Saucony Triumph 20:
The Triumph has a smooth heel to toe roll with maximum cushioning, however this level of cushion may feel unstable if someone has less ankle stability. This shoe feels cushioned, but with also a good energy return during push-off when tested with jazz-running.
The Kinvara is an incredibly lightweight, breathable shoe that does have increased cushioning on the 2023 model compared to previous models. It has excellent heel-to-toe flexibility without sacrificing medial-to-lateral stability. One caution is that it may not be as durable as some other models. Again, please make sure you are going into this summer with multiple pairs of shoes so they will last all season.
Brooks Adrenaline GTS 22:
The Adrenaline has made our list again and for good reason! The Adrenaline is another stability shoe that offers a moderate amount of stability and cushion provided by Brooks’ GuideRail system. This system offers support when you need it especially as fatigue sets in during rehearsals. The adrenaline has a 12 mm drop and our staff felt that this was good for a roll step with marching because it pushed them forward with movement. The heel counter is firm which does increase stability and can help with ankle control. This shoe is a classic and could be a good fit for many feet.
Innovate F-Lite 245:
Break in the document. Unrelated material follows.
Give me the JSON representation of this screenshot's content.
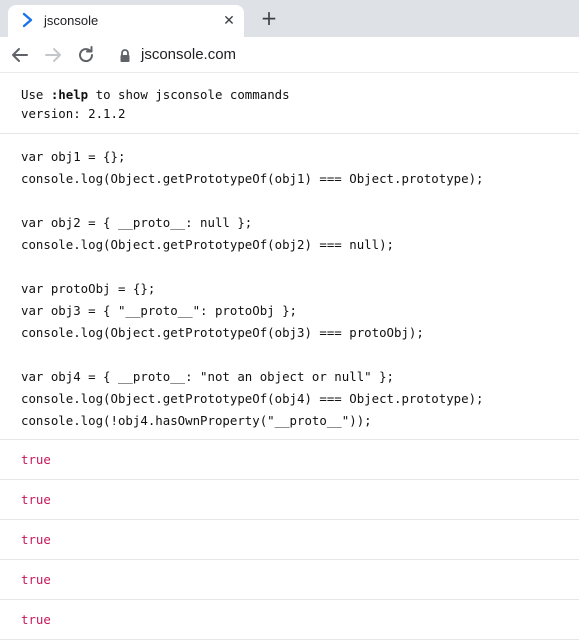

This Innovate is made as a cross-trainer, and is a very different style of shoe than the highly cushioned running shoes on this list. We included it as an alternative for those who may already use more minimalistic, low drop shoes. Drumline members may like the low drop and feel of a cross-trainer when crabbing compared to the high drop that more cushioned shoes feature. One con to Innovate, and trail shoes, is that the increased grip can start to tear off if your ensemble is practicing a lot on asphalt. These should be worn more frequently on grass and turf fields.
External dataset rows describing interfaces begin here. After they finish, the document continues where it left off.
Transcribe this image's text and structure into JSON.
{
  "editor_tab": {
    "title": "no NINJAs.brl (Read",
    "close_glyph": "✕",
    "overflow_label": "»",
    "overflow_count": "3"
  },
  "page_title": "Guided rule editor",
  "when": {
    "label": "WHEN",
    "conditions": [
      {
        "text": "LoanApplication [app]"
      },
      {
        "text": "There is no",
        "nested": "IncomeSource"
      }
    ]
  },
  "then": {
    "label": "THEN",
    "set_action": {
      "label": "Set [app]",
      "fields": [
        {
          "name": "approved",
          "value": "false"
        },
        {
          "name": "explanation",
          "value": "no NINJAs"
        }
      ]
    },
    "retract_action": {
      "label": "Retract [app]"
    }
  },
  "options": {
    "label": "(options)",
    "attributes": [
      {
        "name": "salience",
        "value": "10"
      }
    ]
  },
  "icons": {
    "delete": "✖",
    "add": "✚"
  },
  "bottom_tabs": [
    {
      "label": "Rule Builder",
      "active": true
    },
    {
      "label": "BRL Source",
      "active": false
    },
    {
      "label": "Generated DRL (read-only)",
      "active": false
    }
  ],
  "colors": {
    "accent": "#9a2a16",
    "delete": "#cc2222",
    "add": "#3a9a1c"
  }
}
The Monster is another high cushion shoe which feels extremely comfortable when on your feet for long periods of time. Of note, there is even a notable amount of cushion in the toe which felt comfortable with backwards marching when our staff tried this on. This could be a good shoe for hornline members, but may be somewhat unstable for those with a history of ankle instability. Front ensemble and drum majors would likely love this shoe for its soft, cloud-like feel while standing stationary.
Remember, these shoes are great for certain people but may not be the ideal shoe for you. This is not an exhaustive list of the great options that shoe companies have to offer. Other top brands, like Asics and Adidas, have excellent shoes that we did not get to research. Shoe companies are always adapting technology and are trying to offer the best shoe for your money. Go and try on some shoes at your local running shop, or a store where a knowledgeable associate can analyze what your feet need. Happy marching!
Disclaimer: Marching Health intends this material for educational purposes only. Marching Health is not liable for any injury, loss, or damage due to use of information from this content.